The board held a preliminary vote after three hours of interviews with the finalists that offered no clear leader: six members supported Migoya, five backed Raju and three voted for Lash.
The two-hour debate that followed focused on Raju’s experience with a huge hospital system versus Migoya’s familiarity with the local community.
Incoming Trust Chair Marcos Lapciuc said he favored Migoya’s local connections because he could “bring all the stakeholders to the table” to create a community solution to Jackson’s problems.
Joe Martinez, chairman of the Miami-Dade County Commission and a Trust member, praised Migoya for coming up with the idea of partnering with local clinics, such as the Leon Medical Centers. “The other guys are not from here. They wouldn’t know that.”
Joe Arriola, the University of Miami representative on the Trust, said that after conferring with UM President Donna Shalala and medical school dean Pascal Goldschmidt, the university leadership strongly supported Migoya.
“We need a radical, very quick financial change,” Arriola said. He said Migoya was “really heads and shoulders above everyone else.”
Board member Martin Zilber said Raju would be the safe choice, because he’s an experienced hospital executive with good credentials. But, he add, “I believe we’re in a hospital where safe doesn’t work,” saying that Jackson needed a bold change, such as Migoya.
Board member Gladys Ayala said that Raju was “absolutely, unequivocally the best choice” because of his experience “with the largest healthcare system in the country… We will send a message that we are not serious about turning around this system if we choose someone who has no experience in healthcare.”
Trust member Georgena Ford said she was concerned about Migoya’s background check, performed during the search for a new CEO, which showed that while he worked for the city of Miami, he admitted following a request by the mayor to call the police chief and ask that the police postpone a raid on gambling machines until after an election.

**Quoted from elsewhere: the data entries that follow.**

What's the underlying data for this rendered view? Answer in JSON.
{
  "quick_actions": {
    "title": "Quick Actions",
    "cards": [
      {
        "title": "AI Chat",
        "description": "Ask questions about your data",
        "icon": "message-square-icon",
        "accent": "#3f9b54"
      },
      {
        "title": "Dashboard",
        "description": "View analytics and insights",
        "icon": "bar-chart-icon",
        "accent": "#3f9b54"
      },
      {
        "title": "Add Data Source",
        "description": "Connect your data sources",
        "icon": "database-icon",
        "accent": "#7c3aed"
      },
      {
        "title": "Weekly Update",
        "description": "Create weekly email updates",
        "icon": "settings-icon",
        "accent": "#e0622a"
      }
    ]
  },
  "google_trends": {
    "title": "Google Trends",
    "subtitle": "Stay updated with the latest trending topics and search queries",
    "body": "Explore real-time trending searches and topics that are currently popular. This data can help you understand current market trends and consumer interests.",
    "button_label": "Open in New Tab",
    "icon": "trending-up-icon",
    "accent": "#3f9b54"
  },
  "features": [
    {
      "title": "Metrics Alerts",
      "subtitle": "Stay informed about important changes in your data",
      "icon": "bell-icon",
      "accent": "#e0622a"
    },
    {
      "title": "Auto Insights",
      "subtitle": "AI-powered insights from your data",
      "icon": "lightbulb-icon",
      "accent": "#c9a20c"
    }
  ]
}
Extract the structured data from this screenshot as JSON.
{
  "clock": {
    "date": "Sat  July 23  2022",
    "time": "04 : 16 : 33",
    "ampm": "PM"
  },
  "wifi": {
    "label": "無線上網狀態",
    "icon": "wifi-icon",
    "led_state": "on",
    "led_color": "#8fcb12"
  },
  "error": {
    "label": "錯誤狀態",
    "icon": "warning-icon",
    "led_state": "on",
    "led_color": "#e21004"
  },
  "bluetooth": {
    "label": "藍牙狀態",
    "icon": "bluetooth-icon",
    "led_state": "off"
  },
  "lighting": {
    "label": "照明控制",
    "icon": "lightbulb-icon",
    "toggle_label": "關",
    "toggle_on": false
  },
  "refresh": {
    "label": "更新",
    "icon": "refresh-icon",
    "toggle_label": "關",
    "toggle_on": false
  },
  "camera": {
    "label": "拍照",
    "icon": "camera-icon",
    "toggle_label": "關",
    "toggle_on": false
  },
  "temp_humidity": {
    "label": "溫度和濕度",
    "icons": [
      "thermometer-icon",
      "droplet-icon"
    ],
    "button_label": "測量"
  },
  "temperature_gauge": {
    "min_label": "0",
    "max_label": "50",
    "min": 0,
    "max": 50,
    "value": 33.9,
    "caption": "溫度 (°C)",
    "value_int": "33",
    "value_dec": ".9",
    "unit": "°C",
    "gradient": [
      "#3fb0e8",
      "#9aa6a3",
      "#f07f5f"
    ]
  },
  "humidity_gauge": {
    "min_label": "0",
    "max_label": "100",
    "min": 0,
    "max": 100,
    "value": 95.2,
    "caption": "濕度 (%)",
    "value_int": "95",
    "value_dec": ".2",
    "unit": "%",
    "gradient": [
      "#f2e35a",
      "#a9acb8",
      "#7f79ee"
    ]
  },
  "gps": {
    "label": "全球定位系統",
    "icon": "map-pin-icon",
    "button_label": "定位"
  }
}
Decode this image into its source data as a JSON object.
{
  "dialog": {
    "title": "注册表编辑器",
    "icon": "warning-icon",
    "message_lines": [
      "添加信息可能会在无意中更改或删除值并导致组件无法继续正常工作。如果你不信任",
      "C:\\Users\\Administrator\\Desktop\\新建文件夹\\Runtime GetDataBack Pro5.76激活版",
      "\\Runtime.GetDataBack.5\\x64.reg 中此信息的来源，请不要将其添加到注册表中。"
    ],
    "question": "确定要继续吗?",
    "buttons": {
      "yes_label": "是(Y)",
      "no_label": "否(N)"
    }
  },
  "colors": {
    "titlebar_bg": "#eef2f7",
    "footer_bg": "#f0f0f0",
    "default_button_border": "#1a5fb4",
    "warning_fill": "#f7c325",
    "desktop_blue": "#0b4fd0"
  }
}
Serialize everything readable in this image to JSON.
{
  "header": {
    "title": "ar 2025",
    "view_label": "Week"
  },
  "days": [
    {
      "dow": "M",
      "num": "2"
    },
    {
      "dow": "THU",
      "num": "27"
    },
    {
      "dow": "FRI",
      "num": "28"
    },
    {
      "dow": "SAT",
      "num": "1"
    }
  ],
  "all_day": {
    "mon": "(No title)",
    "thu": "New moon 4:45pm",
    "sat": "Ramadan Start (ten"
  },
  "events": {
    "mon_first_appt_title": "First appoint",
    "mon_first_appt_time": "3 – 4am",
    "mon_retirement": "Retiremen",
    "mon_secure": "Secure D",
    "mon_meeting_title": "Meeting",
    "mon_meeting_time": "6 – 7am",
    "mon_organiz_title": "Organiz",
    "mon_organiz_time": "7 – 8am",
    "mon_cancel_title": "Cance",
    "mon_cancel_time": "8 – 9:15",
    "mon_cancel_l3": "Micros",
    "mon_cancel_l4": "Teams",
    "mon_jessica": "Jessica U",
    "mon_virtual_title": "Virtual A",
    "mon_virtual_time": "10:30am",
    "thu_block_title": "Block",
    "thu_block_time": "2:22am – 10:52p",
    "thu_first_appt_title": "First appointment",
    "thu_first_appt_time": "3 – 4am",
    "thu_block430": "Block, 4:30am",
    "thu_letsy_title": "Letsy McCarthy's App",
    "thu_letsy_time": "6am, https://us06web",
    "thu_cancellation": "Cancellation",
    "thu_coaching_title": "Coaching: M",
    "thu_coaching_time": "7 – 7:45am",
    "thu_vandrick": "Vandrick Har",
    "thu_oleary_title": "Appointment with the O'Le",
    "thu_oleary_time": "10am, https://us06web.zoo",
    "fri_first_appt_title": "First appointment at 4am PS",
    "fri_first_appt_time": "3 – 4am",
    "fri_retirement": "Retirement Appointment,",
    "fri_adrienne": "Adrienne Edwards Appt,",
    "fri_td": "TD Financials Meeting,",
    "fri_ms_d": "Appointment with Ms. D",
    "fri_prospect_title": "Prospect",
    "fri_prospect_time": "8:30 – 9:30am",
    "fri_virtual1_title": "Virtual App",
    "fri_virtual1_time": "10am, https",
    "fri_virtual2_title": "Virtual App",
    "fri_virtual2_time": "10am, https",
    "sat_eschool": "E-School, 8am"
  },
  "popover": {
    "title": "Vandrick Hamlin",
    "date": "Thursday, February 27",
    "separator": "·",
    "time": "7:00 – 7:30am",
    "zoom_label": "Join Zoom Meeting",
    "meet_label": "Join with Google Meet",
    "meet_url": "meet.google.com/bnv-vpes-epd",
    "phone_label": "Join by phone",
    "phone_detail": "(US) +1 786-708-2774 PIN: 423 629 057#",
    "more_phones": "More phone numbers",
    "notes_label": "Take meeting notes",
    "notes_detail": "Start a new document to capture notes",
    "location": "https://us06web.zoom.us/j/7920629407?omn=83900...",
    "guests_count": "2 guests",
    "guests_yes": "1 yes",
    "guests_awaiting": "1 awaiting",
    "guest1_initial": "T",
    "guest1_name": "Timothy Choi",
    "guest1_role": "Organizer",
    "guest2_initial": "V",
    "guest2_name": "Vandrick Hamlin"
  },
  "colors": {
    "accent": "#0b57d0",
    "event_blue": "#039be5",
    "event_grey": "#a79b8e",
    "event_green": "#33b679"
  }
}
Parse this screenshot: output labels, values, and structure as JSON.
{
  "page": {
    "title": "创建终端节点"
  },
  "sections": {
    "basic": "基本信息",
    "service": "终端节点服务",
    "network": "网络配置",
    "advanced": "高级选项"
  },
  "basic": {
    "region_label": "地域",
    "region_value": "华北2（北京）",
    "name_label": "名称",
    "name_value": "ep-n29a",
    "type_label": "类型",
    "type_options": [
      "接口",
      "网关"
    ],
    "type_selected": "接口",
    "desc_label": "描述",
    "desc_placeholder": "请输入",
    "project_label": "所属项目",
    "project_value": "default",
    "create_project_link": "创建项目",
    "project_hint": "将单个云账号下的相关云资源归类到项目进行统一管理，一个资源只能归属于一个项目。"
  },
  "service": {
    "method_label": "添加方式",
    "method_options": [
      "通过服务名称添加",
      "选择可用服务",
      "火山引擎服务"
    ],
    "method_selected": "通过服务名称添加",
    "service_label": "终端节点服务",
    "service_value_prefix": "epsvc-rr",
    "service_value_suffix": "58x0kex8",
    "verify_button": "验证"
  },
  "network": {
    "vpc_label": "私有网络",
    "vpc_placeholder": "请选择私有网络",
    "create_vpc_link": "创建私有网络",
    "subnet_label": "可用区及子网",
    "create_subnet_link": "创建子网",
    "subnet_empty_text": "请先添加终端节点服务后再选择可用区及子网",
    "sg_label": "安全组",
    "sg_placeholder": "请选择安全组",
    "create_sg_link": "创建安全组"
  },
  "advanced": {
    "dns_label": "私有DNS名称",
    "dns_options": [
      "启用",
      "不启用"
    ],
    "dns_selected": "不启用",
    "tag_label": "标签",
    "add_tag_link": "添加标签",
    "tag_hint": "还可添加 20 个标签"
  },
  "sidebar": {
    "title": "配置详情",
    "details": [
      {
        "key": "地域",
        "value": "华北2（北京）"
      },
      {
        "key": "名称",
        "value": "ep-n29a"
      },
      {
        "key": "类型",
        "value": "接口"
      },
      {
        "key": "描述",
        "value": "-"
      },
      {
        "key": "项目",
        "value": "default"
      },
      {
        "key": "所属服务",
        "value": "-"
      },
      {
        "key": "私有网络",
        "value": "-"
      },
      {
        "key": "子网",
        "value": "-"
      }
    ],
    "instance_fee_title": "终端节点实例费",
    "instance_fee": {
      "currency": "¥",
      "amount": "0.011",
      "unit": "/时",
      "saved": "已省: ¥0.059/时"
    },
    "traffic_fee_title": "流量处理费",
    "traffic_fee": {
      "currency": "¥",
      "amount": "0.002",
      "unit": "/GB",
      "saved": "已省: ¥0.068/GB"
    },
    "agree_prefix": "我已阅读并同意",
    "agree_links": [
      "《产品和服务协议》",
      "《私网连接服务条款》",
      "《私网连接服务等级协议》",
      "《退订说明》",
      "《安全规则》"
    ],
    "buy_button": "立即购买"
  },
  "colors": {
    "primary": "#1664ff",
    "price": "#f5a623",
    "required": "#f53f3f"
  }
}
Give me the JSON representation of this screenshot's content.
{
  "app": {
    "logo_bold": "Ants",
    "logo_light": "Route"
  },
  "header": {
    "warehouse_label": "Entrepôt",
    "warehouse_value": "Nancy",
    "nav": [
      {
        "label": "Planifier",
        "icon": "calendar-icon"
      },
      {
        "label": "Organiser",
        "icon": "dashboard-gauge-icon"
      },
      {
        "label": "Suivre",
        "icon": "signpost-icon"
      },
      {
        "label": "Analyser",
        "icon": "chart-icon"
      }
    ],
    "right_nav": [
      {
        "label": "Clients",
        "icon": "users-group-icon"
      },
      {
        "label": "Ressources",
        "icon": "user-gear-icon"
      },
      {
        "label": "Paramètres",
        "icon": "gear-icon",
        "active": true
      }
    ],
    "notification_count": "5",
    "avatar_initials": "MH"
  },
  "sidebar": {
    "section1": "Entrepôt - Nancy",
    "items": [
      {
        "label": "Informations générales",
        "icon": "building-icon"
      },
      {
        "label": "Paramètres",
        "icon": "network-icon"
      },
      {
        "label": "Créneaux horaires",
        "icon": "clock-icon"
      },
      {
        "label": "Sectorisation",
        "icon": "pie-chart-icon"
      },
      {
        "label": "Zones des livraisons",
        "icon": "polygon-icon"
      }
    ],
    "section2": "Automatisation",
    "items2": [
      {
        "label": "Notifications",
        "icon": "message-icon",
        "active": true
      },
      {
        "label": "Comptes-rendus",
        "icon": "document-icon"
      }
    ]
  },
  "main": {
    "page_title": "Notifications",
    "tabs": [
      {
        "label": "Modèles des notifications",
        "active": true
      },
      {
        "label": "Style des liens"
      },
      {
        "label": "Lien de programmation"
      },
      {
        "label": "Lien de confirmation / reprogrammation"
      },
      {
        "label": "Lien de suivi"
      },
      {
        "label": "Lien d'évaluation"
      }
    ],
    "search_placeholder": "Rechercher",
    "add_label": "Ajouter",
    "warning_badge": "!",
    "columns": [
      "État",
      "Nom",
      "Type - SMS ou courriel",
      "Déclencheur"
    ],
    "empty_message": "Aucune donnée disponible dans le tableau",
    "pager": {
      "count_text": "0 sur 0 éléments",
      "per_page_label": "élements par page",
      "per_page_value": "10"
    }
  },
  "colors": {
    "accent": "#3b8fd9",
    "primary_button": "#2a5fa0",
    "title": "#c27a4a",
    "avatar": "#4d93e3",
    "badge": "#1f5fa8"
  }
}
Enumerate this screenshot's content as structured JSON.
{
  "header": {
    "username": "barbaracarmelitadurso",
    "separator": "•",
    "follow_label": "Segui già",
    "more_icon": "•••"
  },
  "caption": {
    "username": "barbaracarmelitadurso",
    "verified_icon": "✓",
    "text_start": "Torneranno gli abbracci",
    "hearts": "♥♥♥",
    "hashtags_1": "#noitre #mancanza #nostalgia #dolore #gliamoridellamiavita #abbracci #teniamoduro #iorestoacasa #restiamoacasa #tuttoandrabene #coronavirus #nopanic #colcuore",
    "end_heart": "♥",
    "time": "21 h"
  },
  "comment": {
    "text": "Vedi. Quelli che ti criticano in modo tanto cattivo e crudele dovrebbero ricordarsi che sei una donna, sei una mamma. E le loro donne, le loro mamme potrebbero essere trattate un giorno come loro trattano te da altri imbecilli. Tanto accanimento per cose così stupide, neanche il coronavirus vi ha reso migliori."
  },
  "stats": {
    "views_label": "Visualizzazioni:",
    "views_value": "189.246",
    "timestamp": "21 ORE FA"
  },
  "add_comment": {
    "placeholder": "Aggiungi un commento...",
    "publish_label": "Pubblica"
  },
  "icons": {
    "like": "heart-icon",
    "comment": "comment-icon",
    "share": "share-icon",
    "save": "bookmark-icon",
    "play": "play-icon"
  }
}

At the end of the debate, those voting for Migoya: Martinez, Lapciuc, Zilber, Angel Medina, Jorge Arrizurieta, Arriola, Ernesto de la Fe, Abraham Galbut and Stephen Nuell.
Voting for Raju were Ayala, Ford, Sally Heyman, Joaquin del Cueto and Robin Reiter-Faragalli. Chairman John Copeland did not vote.
Migoya will replace current CEO Eneida Roldan, who announced in November she would leave when her two-year contract expired because County Commissioner Carlos Gimenez had questioned her “integrity and moral fiber” when she said she hadn’t known about a “golden parachute” offered to the head of Jackson’s international marketing program. Roldan earns $665,000 a year.
Jackson’s new chief executive will face huge challenges from the beginning. The system is projected to run out of cash in July and it could lose up to $200 million next year in state funding if the most severe Medicaid cuts are enacted by the Florida Legislature.
The system lost $93 million in fiscal 2010 and $244 million in fiscal 2009. Through the first five months of this fiscal year, Jackson has lost $42.2 million. Its continuing losses keep eroding its cash reserves, which executives expect to result in a major crisis this summer.
Healthcare experts have urged major reductions in labor costs, a revamping of Jackson’s $130 million annual contract with UM, finding new reve